Saved entries
+ + + +

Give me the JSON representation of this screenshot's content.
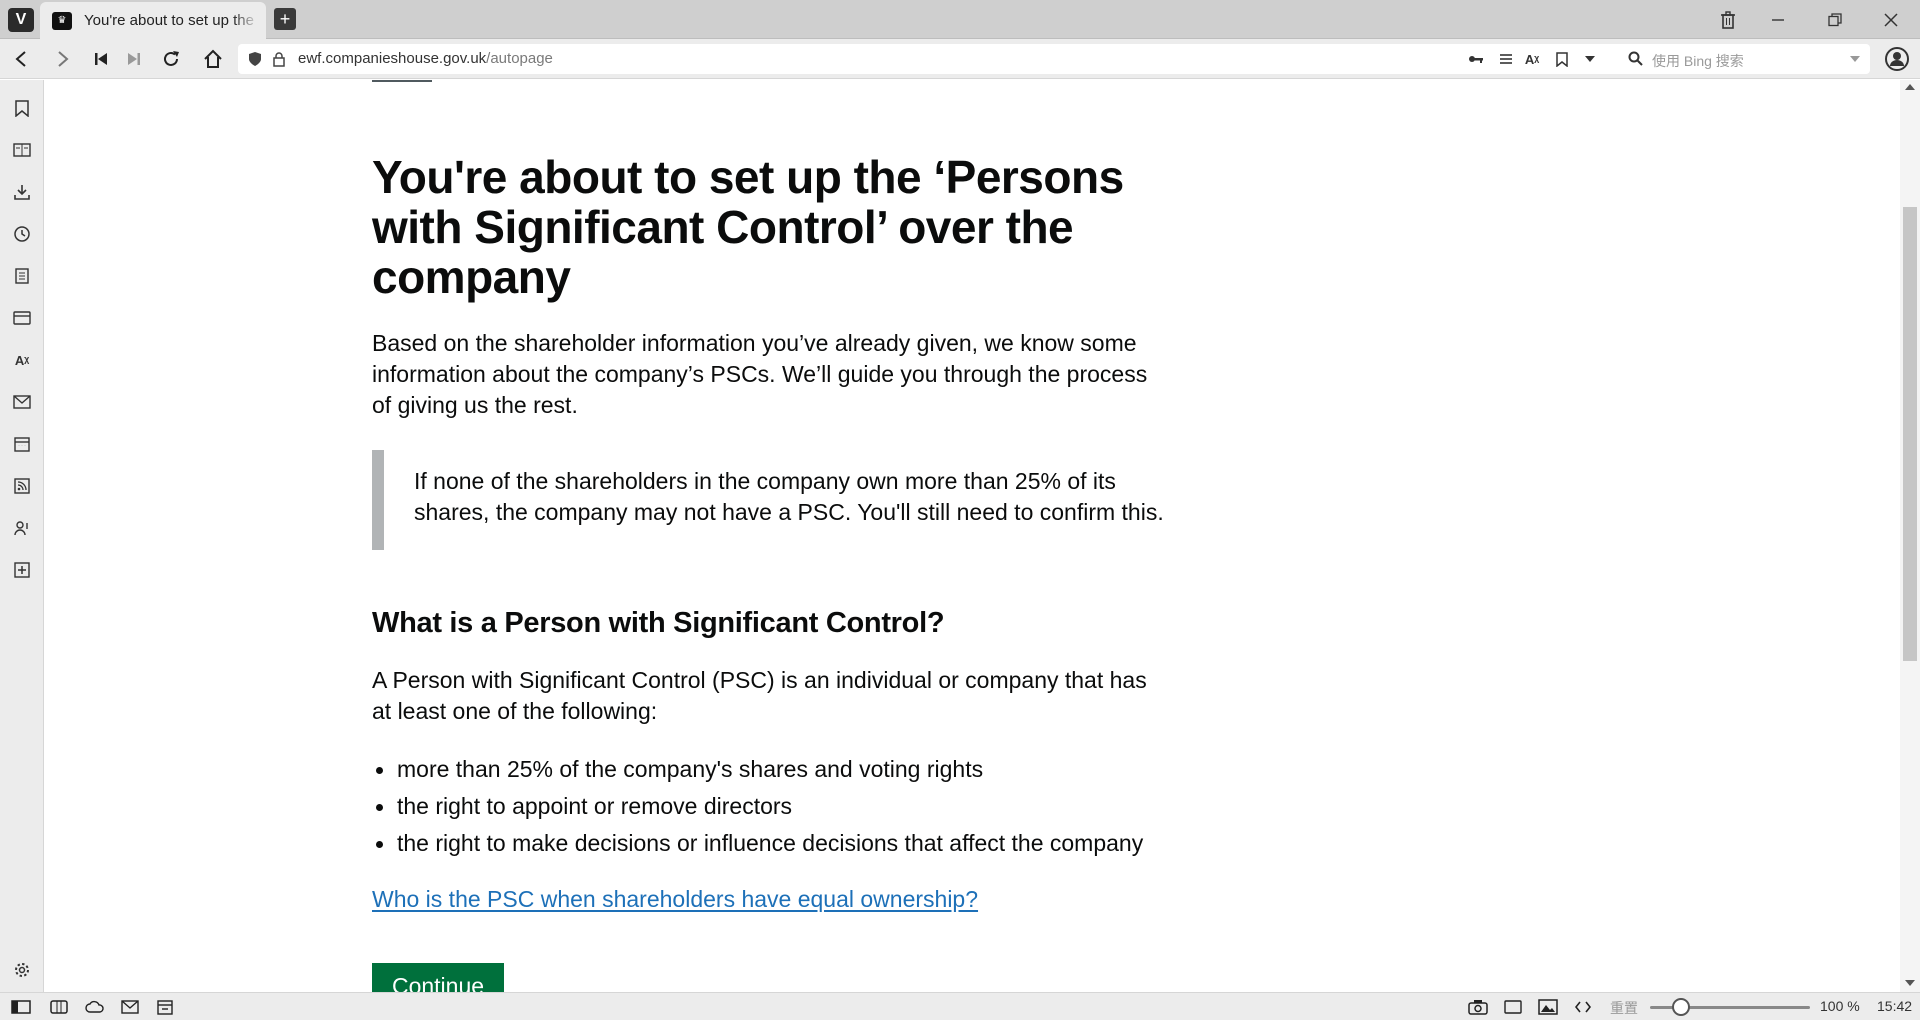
{
  "browser": {
    "tab_title": "You're about to set up the",
    "new_tab_symbol": "+",
    "url_domain": "ewf.companieshouse.gov.uk",
    "url_path": "/autopage",
    "search_placeholder": "使用 Bing 搜索"
  },
  "page": {
    "title": "You're about to set up the ‘Persons with Significant Control’ over the company",
    "intro": "Based on the shareholder information you’ve already given, we know some information about the company’s PSCs. We’ll guide you through the process of giving us the rest.",
    "inset_text": "If none of the shareholders in the company own more than 25% of its shares, the company may not have a PSC. You'll still need to confirm this.",
    "psc_heading": "What is a Person with Significant Control?",
    "psc_definition": "A Person with Significant Control (PSC) is an individual or company that has at least one of the following:",
    "psc_list": [
      "more than 25% of the company's shares and voting rights",
      "the right to appoint or remove directors",
      "the right to make decisions or influence decisions that affect the company"
    ],
    "equal_ownership_link": "Who is the PSC when shareholders have equal ownership?",
    "continue_label": "Continue"
  },
  "statusbar": {
    "zoom_label": "重置",
    "zoom_percent": "100 %",
    "zoom_level": 1.0,
    "clock": "15:42"
  },
  "colors": {
    "link": "#1d70b8",
    "button": "#00703c",
    "inset_border": "#b1b4b6",
    "text": "#0b0c0c"
  }
}
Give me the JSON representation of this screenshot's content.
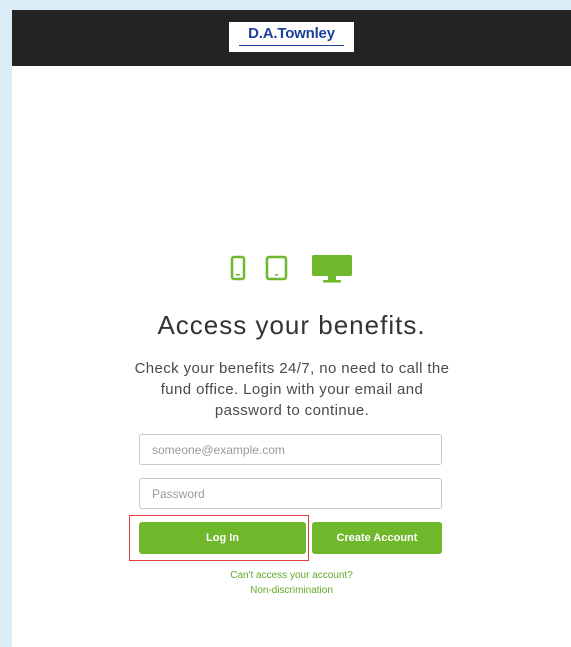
{
  "header": {
    "logo_text": "D.A.Townley"
  },
  "devices": {
    "icons": [
      "phone-icon",
      "tablet-icon",
      "desktop-icon"
    ],
    "accent_color": "#6fb72b"
  },
  "main": {
    "headline": "Access your benefits.",
    "subtext": "Check your benefits 24/7, no need to call the fund office. Login with your email and password to continue."
  },
  "form": {
    "email_placeholder": "someone@example.com",
    "email_value": "",
    "password_placeholder": "Password",
    "password_value": "",
    "login_label": "Log In",
    "create_account_label": "Create Account"
  },
  "links": {
    "cant_access": "Can't access your account?",
    "non_discrimination": "Non-discrimination"
  },
  "colors": {
    "topbar": "#222322",
    "button": "#6fb72b",
    "logo_text": "#1c3f9a",
    "highlight": "#e23b3b"
  }
}
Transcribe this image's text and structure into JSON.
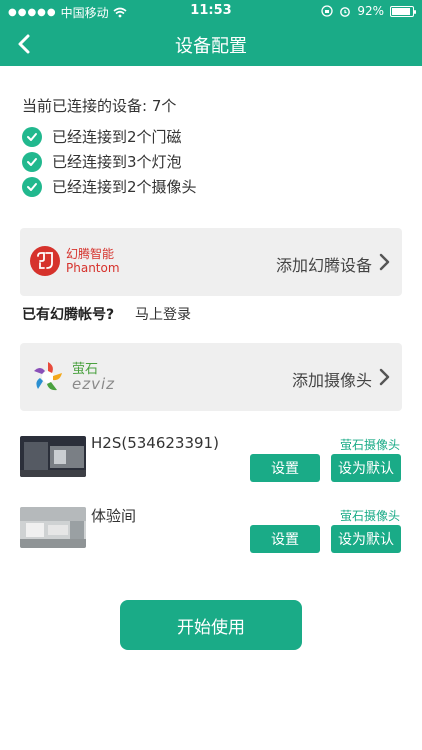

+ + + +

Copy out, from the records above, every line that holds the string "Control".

EXERCISE RESPONSE:
    "title": "You're about to set up the ‘Persons with Significant Control’ over the company",
    "psc_heading": "What is a Person with Significant Control?",
    "psc_definition": "A Person with Significant Control (PSC) is an individual or company that has at least one of the following:",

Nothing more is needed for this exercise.